It's a tough row to hoe for the Afghan women. Well, actually everyone's got a tough way to go over here, and you can see it on their faces, which from about middle age onwards tend to be as ridged and folded as the landscape. I often overestimate ages here by roughly 10 years, unless I'm consistently being lied to as to the true ages of the people. At any rate, the women have it especially tough. From the time they can walk it seems the young girls are treated like mules, carrying various jugs or containers on their heads or in their arms. It's a common sight to see a man walking down the road empty-handed while his young daughter struggles along behind him serving as his porter. I guess having a daughter accustomed to working may make her more marriageable - better to get those good habits started early on.

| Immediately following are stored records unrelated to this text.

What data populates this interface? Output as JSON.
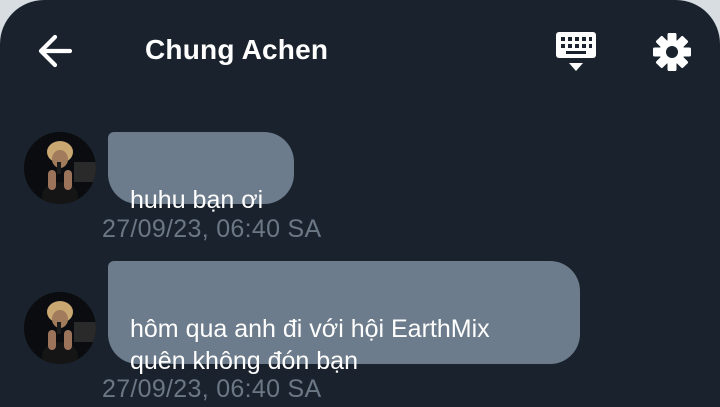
{
  "header": {
    "title": "Chung Achen",
    "back_icon": "arrow-left-icon",
    "keyboard_icon": "keyboard-icon",
    "settings_icon": "gear-icon"
  },
  "messages": [
    {
      "text": "huhu bạn ơi",
      "time": "27/09/23, 06:40 SA"
    },
    {
      "text": "hôm qua anh đi với hội EarthMix\nquên không đón bạn",
      "time": "27/09/23, 06:40 SA"
    }
  ],
  "colors": {
    "background": "#1a232d",
    "bubble": "#6d7c8c",
    "timestamp": "#6b7785",
    "text": "#ffffff"
  }
}
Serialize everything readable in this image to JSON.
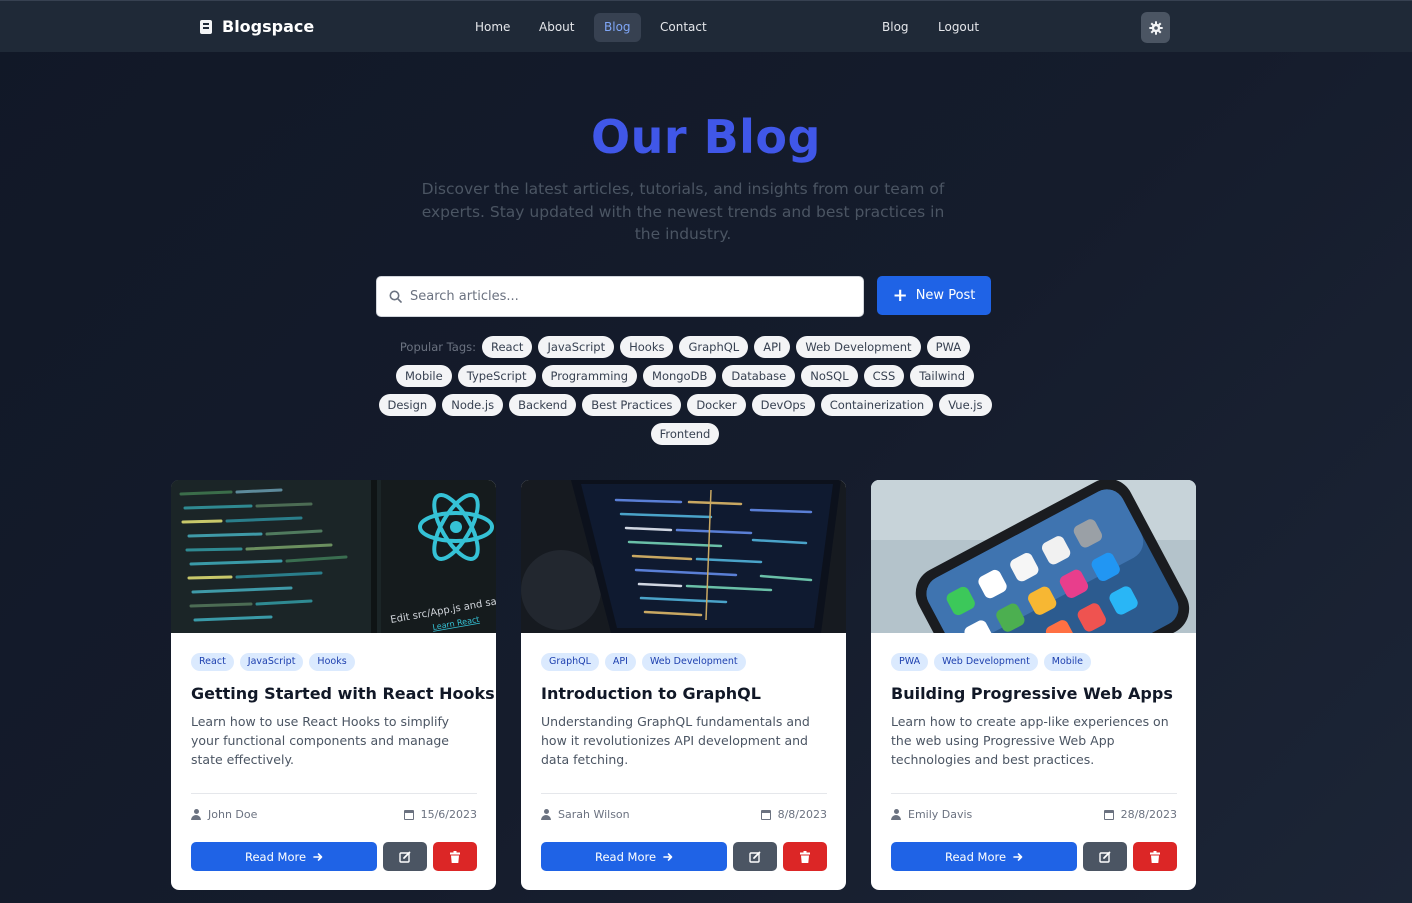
{
  "nav": {
    "brand": "Blogspace",
    "links": [
      {
        "label": "Home"
      },
      {
        "label": "About"
      },
      {
        "label": "Blog",
        "active": true
      },
      {
        "label": "Contact"
      }
    ],
    "right_links": [
      {
        "label": "Blog"
      },
      {
        "label": "Logout"
      }
    ],
    "theme_icon": "gear-icon"
  },
  "hero": {
    "title": "Our Blog",
    "subtitle": "Discover the latest articles, tutorials, and insights from our team of experts. Stay updated with the newest trends and best practices in the industry."
  },
  "search": {
    "placeholder": "Search articles...",
    "value": ""
  },
  "new_post_label": "New Post",
  "tags": {
    "label": "Popular Tags:",
    "items": [
      "React",
      "JavaScript",
      "Hooks",
      "GraphQL",
      "API",
      "Web Development",
      "PWA",
      "Mobile",
      "TypeScript",
      "Programming",
      "MongoDB",
      "Database",
      "NoSQL",
      "CSS",
      "Tailwind",
      "Design",
      "Node.js",
      "Backend",
      "Best Practices",
      "Docker",
      "DevOps",
      "Containerization",
      "Vue.js",
      "Frontend"
    ]
  },
  "posts": [
    {
      "tags": [
        "React",
        "JavaScript",
        "Hooks"
      ],
      "title": "Getting Started with React Hooks",
      "description": "Learn how to use React Hooks to simplify your functional components and manage state effectively.",
      "author": "John Doe",
      "date": "15/6/2023",
      "image_text": "Edit src/App.js and save to reload.",
      "image_link": "Learn React"
    },
    {
      "tags": [
        "GraphQL",
        "API",
        "Web Development"
      ],
      "title": "Introduction to GraphQL",
      "description": "Understanding GraphQL fundamentals and how it revolutionizes API development and data fetching.",
      "author": "Sarah Wilson",
      "date": "8/8/2023"
    },
    {
      "tags": [
        "PWA",
        "Web Development",
        "Mobile"
      ],
      "title": "Building Progressive Web Apps",
      "description": "Learn how to create app-like experiences on the web using Progressive Web App technologies and best practices.",
      "author": "Emily Davis",
      "date": "28/8/2023"
    }
  ],
  "read_more_label": "Read More",
  "colors": {
    "accent": "#1f63e6",
    "title": "#4057e8",
    "danger": "#dc2626",
    "secondary": "#4b5563",
    "navbar": "#1f2937"
  }
}
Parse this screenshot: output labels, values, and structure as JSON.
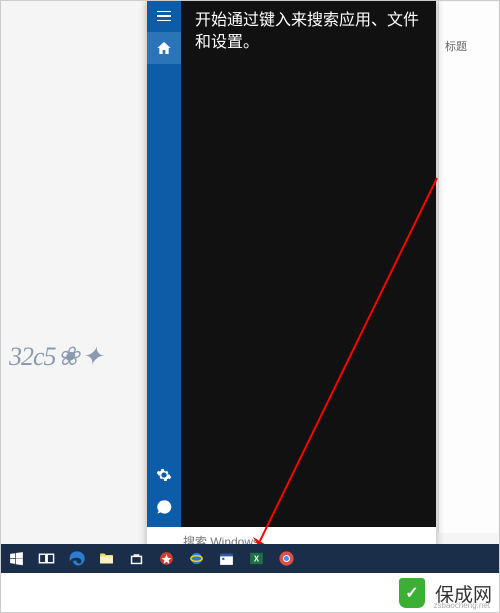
{
  "flyout": {
    "hint": "开始通过键入来搜索应用、文件和设置。"
  },
  "search": {
    "placeholder": "搜索 Windows"
  },
  "right_panel": {
    "tab_label": "标题"
  },
  "footer": {
    "brand": "保成网",
    "url": "zsbaocheng.net"
  },
  "colors": {
    "accent": "#0d5ca8",
    "taskbar": "#1a2e4a",
    "arrow": "#ff0000",
    "badge": "#3cb034"
  }
}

On the other hand, I've been to girls' schools that were very well attended by 5 to 12 year-old cute young ladies. So undoubtedly the people do want their daughters to learn and get something of an education. The high schools around here are boys-only though. Afghanistan actually has a fair number of female politicians in government. Those women are brave souls no doubt, as female politicians have been murdered in recent years.
In this part of the country most all women of child-bearing age wear the burqa in public. I say most all because in one particular area it was not uncommon for us to see women working outside around their home without wearing the burqa, but that was a small, close-knit community. In that area, when we saw women coming through carrying bunches of twigs gathered up or water from the river, the custom was for us to turn away and ignore them as completely as possible. This was the SOP not just for US forces but for the ANA as well. However, for the most part in Kunar Province, except for the old and withered and the very young, we see no women. We do, however, see plenty of T and A beneath those burqas...toes and ankles.
Islam allows male practitioners four wives. Women, of course, aren't allowed the same privilege. Given that I'm well into my 30's now, the ANA often question me why I don't have a wife or children yet. I often play off their questions by telling them I'm only allowed one wife, so I have to make sure I pick the right girl. I once (jokingly - I promise I was only gauging his reaction) told the ANA Religious Officer (an older guy who serves as the battalion mullah) with whom I was eating dinner, that if I were allowed more than one wife I would have already married one. I would then follow her up with a newer model ten years later or so, and then kick the old one into the back room somewhere. Repeat that process three times and you've got your four wives without ever lacking for a young one, with three old ones in the back of the house or in the yard doing chores. After he heard the translation he got a big smile on his face, clapped me on the shoulder, and said in English, "GOOD!". As if to say, "You're getting it figured out my young American friend!" Religion and my idea of morality don't always go hand in hand over here.